*** Block opens ***

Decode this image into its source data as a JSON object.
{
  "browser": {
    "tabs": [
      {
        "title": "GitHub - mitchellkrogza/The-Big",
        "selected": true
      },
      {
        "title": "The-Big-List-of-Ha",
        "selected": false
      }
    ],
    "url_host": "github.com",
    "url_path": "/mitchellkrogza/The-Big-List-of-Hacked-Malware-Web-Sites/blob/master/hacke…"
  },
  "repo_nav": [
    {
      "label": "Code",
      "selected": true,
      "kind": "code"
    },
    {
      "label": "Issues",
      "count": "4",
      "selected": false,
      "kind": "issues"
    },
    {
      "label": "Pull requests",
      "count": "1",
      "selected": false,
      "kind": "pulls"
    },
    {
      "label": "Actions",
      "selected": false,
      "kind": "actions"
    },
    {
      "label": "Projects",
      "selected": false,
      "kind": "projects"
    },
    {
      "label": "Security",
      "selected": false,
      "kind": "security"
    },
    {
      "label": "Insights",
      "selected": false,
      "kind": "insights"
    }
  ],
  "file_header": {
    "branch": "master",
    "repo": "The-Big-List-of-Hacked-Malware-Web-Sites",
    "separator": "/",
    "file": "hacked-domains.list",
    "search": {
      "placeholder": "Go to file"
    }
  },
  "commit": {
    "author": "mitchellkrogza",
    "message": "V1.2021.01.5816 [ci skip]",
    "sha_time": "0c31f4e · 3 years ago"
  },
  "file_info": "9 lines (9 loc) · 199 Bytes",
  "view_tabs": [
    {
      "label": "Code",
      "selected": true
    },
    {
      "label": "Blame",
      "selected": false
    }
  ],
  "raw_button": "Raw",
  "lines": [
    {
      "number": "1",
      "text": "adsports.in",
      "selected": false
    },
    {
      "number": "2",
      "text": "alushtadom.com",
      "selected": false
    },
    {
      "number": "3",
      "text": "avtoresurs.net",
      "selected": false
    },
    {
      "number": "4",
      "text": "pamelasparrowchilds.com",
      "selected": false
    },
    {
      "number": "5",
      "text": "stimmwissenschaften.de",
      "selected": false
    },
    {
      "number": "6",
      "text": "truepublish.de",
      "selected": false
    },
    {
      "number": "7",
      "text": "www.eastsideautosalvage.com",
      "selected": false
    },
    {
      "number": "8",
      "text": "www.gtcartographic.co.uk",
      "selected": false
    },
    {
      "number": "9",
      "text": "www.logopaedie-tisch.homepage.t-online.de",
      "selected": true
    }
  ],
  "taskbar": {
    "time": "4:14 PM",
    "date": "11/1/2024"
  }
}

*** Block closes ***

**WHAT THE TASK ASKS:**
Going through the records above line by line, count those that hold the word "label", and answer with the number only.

**SOLUTION:**
9